Denver is my current hometown, and the city where I'ver really embraced my identity as an artist. I couldn't do a series of skylines without paying homage to the city where my heart lives.
But in all things detachment is necessary, because nothing lasts forever, not even a bubbling, vibrant metropolis. This piece was all about finding the beauty in Denver even after her inhabitants have long gone and nature has reclaimed her.
I started this work with a particular evening in mind, which I wanted to re-create hundreds of years in the future. The sun had just set on a beautiful bright sunny day, and as the full moon rose over the mountains it reflected the light of the setting sun. The city sparkled bright clear light from the moon, and the mountains reflected the colors of the sunset. It was a transition that I wanted to capture on paper!
Step 1: I wanted to stick with some of the style elements that I developed in "Postcards from the Future: Chicago", Including the Art Nouveau inspired border. I went with a more loose and flowing border for this piece, in large part a nod to the general vibe of the city as it is today.

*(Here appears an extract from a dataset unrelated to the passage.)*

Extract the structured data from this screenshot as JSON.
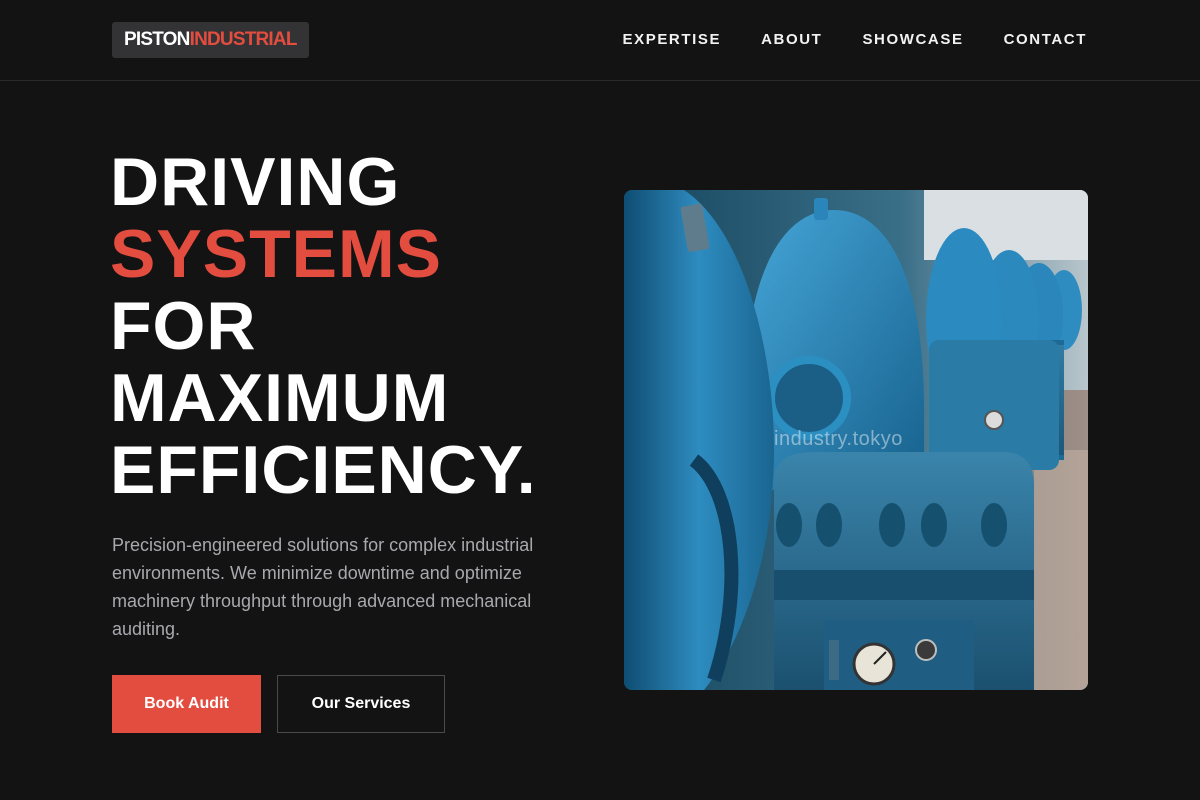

Step 2: I developed the border to include a floral element at the top center. I went with a styilized columbine flower, always a favorite to see on hikes out here. My font choice on this one also came down to the vibe that I feel living in this city. And with the general energy of this piece in place it was time to fill in all that blank space...
Step 3: It was really importat to me that the mountains featured prominently in the composition of the piece. I also wanted to incorporate the flower of life motif somewhere within the image. I really liked the balance that came of setting the skyline against the mountains and layering the flower of life over the mountains. The rising moon features over the horizon of the mountains, and I chose to have the moon blooming right out of the flower of life pattern. I decree this composition complete!

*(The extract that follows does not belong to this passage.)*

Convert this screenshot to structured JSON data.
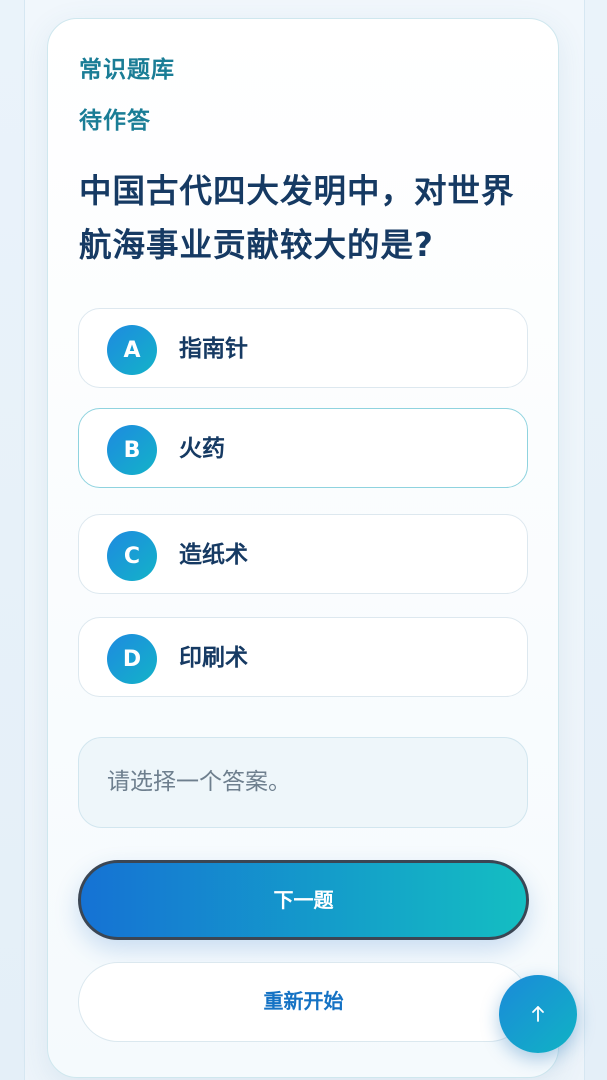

Step 4: It's not a post-apocolyptic landscape without the ravenges of time! The last step of sketching was adding elements to the skyline suggesting that the city is long abandoned. And with all that done it is finally time for some color!

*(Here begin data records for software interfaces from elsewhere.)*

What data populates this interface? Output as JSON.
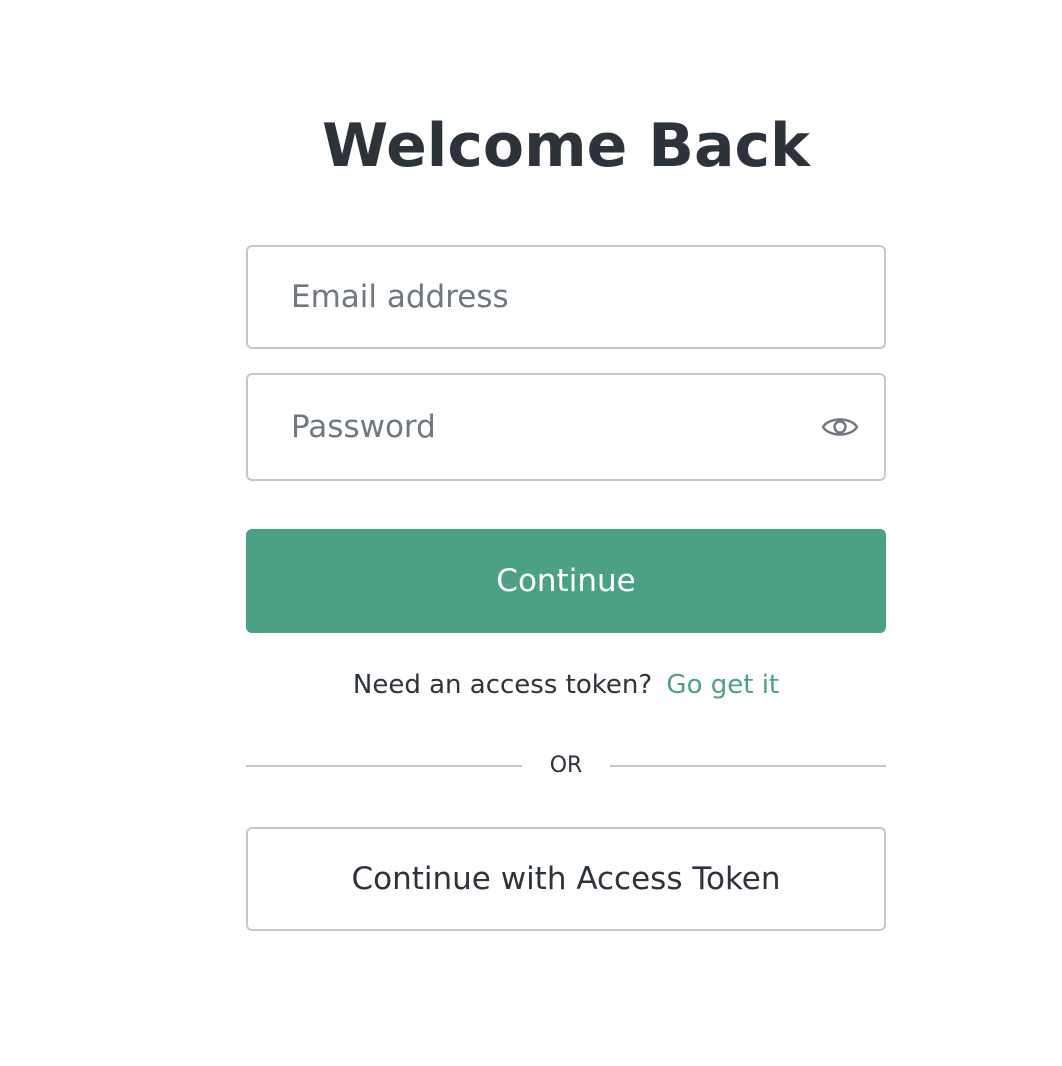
{
  "heading": "Welcome Back",
  "email": {
    "placeholder": "Email address",
    "value": ""
  },
  "password": {
    "placeholder": "Password",
    "value": "",
    "toggle_icon": "eye-icon"
  },
  "continue_label": "Continue",
  "token_prompt": {
    "text": "Need an access token?",
    "link": "Go get it"
  },
  "divider_label": "OR",
  "access_token_button": "Continue with Access Token",
  "colors": {
    "accent": "#4ca182",
    "text": "#2d333a",
    "placeholder": "#6f7780",
    "border": "#c2c8d0"
  }
}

Step 5: I used the border to suggest the yellow light of the setting sun that is just out of frame. This is the begining of the transitional elements that I had in mind from the begining.
Step 6: Next, I filled in the buildings reflecting the setting sun. I wanted all the "broken" elements to really stand out, so I left those parts un-colored for now.
Step 7: I chose a bluish/grey for the foreground, already having in mind some sort of collage element to create the reflected moonlight. I also like the contrast between the sunny elemnts and the cool blue field.
Step 8: Before laying a drop of paint on the mountains I decided that I really wanted the flower of life motif to pop out at the viewer. I went with a very muted color pallette, leaving plaenty of room to develop the colors with the next layer.
Step 9: The devil is in the details! The columbine at the top of the piece got a layer of blue paint, and the exposed concrete on the buildings got filled in. I went for a really matte grey for the buildings to really bring out that contrats that I'm looking for on the buildings.
Step 10: Mauve sky applied with liberal amounts of water to create a billowy texture. I want that moon to really pop out, so I left a nice margin of white paper to create the illusion of glowing.
Step 11: Colored pencil time! I finished up the border in a metallic gold colored pencil, and used a metallic silver colored pencil for the moon and the lettering. I wanted the metallic shimmer to be placed throughout the piece, and the gold/silver combo really works with my sun/moon concpept. The skyline got the colored pencil treatment in a variety of warm hues with contrasting grey for the dilapidated bits.
Step 12: I used bright bold colored pencils to outline the flower of life motif. That really brightened up the whole piece! I followed the gradation of the paint to fade in and out of all the colors of a Colorado sunset.
Step 13: Time for some collage! I went with two different collage elements to finish this piece up. I highlighted the mauve sky with a pixilated look, fading the colors so that the lightest colors are hugging that glowing moon. I wanted to bring out that moonlight a bit more, so I added some clear/irridescent circles along the foreground, unintentionally creating some great movement to the piece as well as the illusion of glittering moonlight that I was looking for.
And there you have it, post-apocolypitc Denver in all it's glory!